The reason is not so much the signal to noise ratio as the sheer volume. There is too much for me to keep up. Keep up with what? Conversations, I suppose. It's more complex than just blaming thread mode, though. I believe any community technology has an ideal size and the Wiki community has got too big for the way it was working a few years back.
"Weave a circle round him thrice,
And close your eyes with holy dread,
For he on honey dew hath fed
And drunk the milk of Paradise."
(Archived text from MisUsingMultipleInheritance
Shape abstract class, abstract (pure virtual, for C++ folks) method bounce(), with subclasses Sphere, Cube, Pyramid. Obviously for each one the bounce() method does something slightly different.
Texture abstract class, again, abstract method bounce(),
with subclasses Rubbery, Sticky, Fuzzy, again, clearly different implementations of bounce().
So now I want each kind of shape with each kind of texture:
I'm sure you can see where this is going....

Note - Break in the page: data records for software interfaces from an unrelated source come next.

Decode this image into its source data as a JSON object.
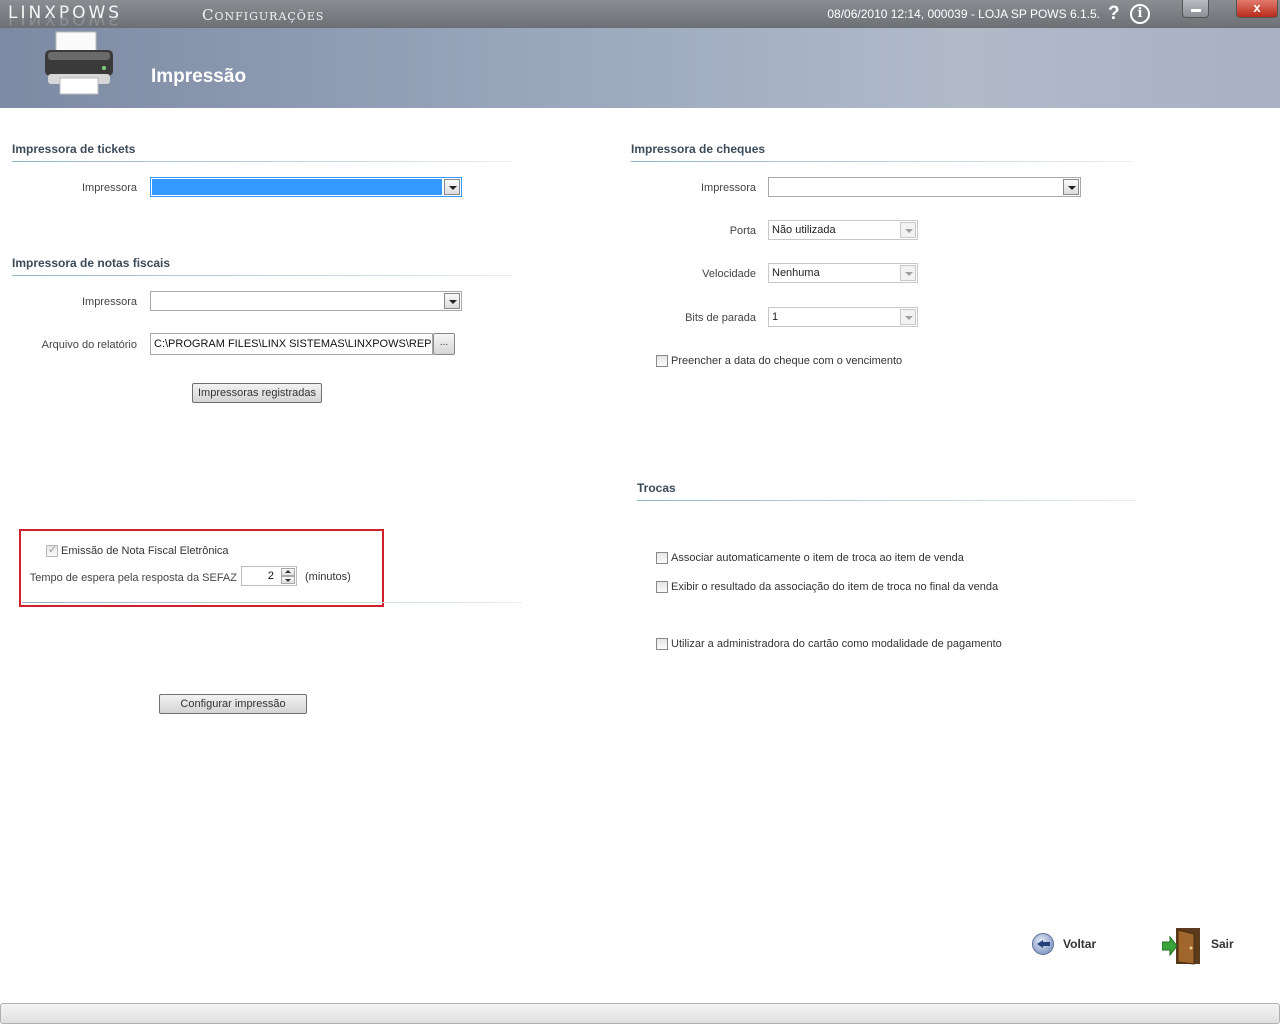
{
  "titlebar": {
    "brand": "LINXPOWS",
    "app_title": "Configurações",
    "status": "08/06/2010 12:14, 000039 - LOJA SP POWS 6.1.5.",
    "help": "?",
    "info": "i",
    "close": "x"
  },
  "header": {
    "title": "Impressão",
    "icon": "printer-icon"
  },
  "tickets": {
    "title": "Impressora de tickets",
    "printer_label": "Impressora",
    "printer_value": ""
  },
  "fiscal": {
    "title": "Impressora de notas fiscais",
    "printer_label": "Impressora",
    "printer_value": "",
    "report_label": "Arquivo do relatório",
    "report_value": "C:\\PROGRAM FILES\\LINX SISTEMAS\\LINXPOWS\\REPORTS",
    "browse_label": "...",
    "registered_button": "Impressoras registradas"
  },
  "nfe": {
    "emission_label": "Emissão de Nota Fiscal Eletrônica",
    "emission_checked": true,
    "wait_label": "Tempo de espera pela resposta da SEFAZ",
    "wait_value": "2",
    "wait_unit": "(minutos)",
    "configure_button": "Configurar impressão"
  },
  "cheques": {
    "title": "Impressora de cheques",
    "printer_label": "Impressora",
    "printer_value": "",
    "port_label": "Porta",
    "port_value": "Não utilizada",
    "speed_label": "Velocidade",
    "speed_value": "Nenhuma",
    "stopbits_label": "Bits de parada",
    "stopbits_value": "1",
    "fill_date_label": "Preencher a data do cheque com o vencimento",
    "fill_date_checked": false
  },
  "trocas": {
    "title": "Trocas",
    "assoc_label": "Associar automaticamente o item de troca ao item de venda",
    "result_label": "Exibir o resultado da associação do item de troca no final da venda",
    "card_label": "Utilizar a administradora do cartão como modalidade de pagamento"
  },
  "actions": {
    "back_label": "Voltar",
    "exit_label": "Sair"
  },
  "colors": {
    "selection": "#3399ff",
    "highlight_border": "#d0202c",
    "header_band": "#98a5bb"
  }
}
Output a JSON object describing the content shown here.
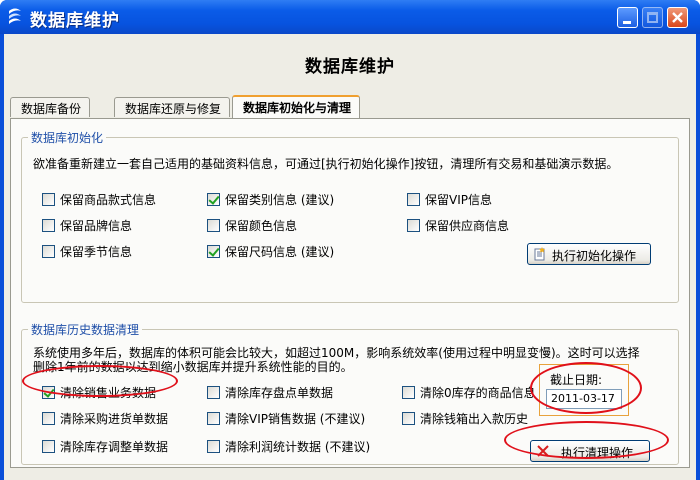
{
  "window": {
    "title": "数据库维护"
  },
  "heading": "数据库维护",
  "tabs": [
    {
      "label": "数据库备份"
    },
    {
      "label": "数据库还原与修复"
    },
    {
      "label": "数据库初始化与清理"
    }
  ],
  "init_group": {
    "legend": "数据库初始化",
    "description": "欲准备重新建立一套自己适用的基础资料信息，可通过[执行初始化操作]按钮，清理所有交易和基础演示数据。",
    "options": [
      {
        "label": "保留商品款式信息",
        "checked": false
      },
      {
        "label": "保留类别信息 (建议)",
        "checked": true
      },
      {
        "label": "保留VIP信息",
        "checked": false
      },
      {
        "label": "保留品牌信息",
        "checked": false
      },
      {
        "label": "保留颜色信息",
        "checked": false
      },
      {
        "label": "保留供应商信息",
        "checked": false
      },
      {
        "label": "保留季节信息",
        "checked": false
      },
      {
        "label": "保留尺码信息 (建议)",
        "checked": true
      }
    ],
    "button": "执行初始化操作"
  },
  "cleanup_group": {
    "legend": "数据库历史数据清理",
    "description_line1": "系统使用多年后，数据库的体积可能会比较大，如超过100M，影响系统效率(使用过程中明显变慢)。这时可以选择",
    "description_line2": "删除1年前的数据以达到缩小数据库并提升系统性能的目的。",
    "options": [
      {
        "label": "清除销售业务数据",
        "checked": true
      },
      {
        "label": "清除库存盘点单数据",
        "checked": false
      },
      {
        "label": "清除0库存的商品信息",
        "checked": false
      },
      {
        "label": "清除采购进货单数据",
        "checked": false
      },
      {
        "label": "清除VIP销售数据 (不建议)",
        "checked": false
      },
      {
        "label": "清除钱箱出入款历史",
        "checked": false
      },
      {
        "label": "清除库存调整单数据",
        "checked": false
      },
      {
        "label": "清除利润统计数据 (不建议)",
        "checked": false
      }
    ],
    "date_label": "截止日期:",
    "date_value": "2011-03-17",
    "button": "执行清理操作"
  },
  "colors": {
    "titlebar": "#0a5ce8",
    "accent_tab": "#f0a030",
    "highlight": "#e0101a",
    "legend_text": "#1f4fa8"
  },
  "icons": [
    "database-app-icon",
    "minimize-icon",
    "maximize-icon",
    "close-icon",
    "init-page-icon",
    "clear-x-icon",
    "checkmark-icon"
  ]
}
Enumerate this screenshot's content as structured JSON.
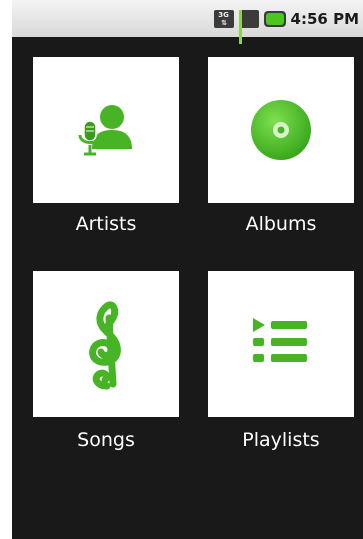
{
  "status_bar": {
    "network_type": "3G",
    "time": "4:56 PM"
  },
  "colors": {
    "accent": "#46b424",
    "background": "#191919",
    "tile": "#ffffff"
  },
  "tiles": [
    {
      "label": "Artists",
      "icon": "microphone-person-icon"
    },
    {
      "label": "Albums",
      "icon": "disc-icon"
    },
    {
      "label": "Songs",
      "icon": "treble-clef-icon"
    },
    {
      "label": "Playlists",
      "icon": "playlist-icon"
    }
  ]
}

No, not really. You have to rename bounce along one or both paths, of course, but a decent language (eg Eiffel) will let you do that without changing either base class's source code. If this kind of thing is what's bothering you, perhaps you've never used a language with decent support for multiple inheritance? --
Renaming methods is not a huge difficulty. The problem illustrated with the design above is the rapidly growing number of classes as new shapes and textures are added to the system. It would be better to model shapes and textures separately and relate them by association, rather than inheritance. E.g. "a shape has
a texture" instead of
"a shape is
Steven mentioned "bounce", and I think renaming was his point. Your point seems to be that the example is contrived, which he conceded in advance. It seems to me we could get rid of both inheritance axis and say a graphical object has
a shape and has
a texture. In other words, multiple inheritance is bad in the same ways that single inheritance is bad. --
My point was that naive multiple inheritance leads to a rapidly growing number of classes (as StevenNewton also states below). I am also
saying that multiple inheritance is bad, or misused in the same ways as single inheritance. The problem with naive uses of multiple inheritance is that inheritance is used to combine
If behaviours are combined using delegation, the problem outlined does not raise its head.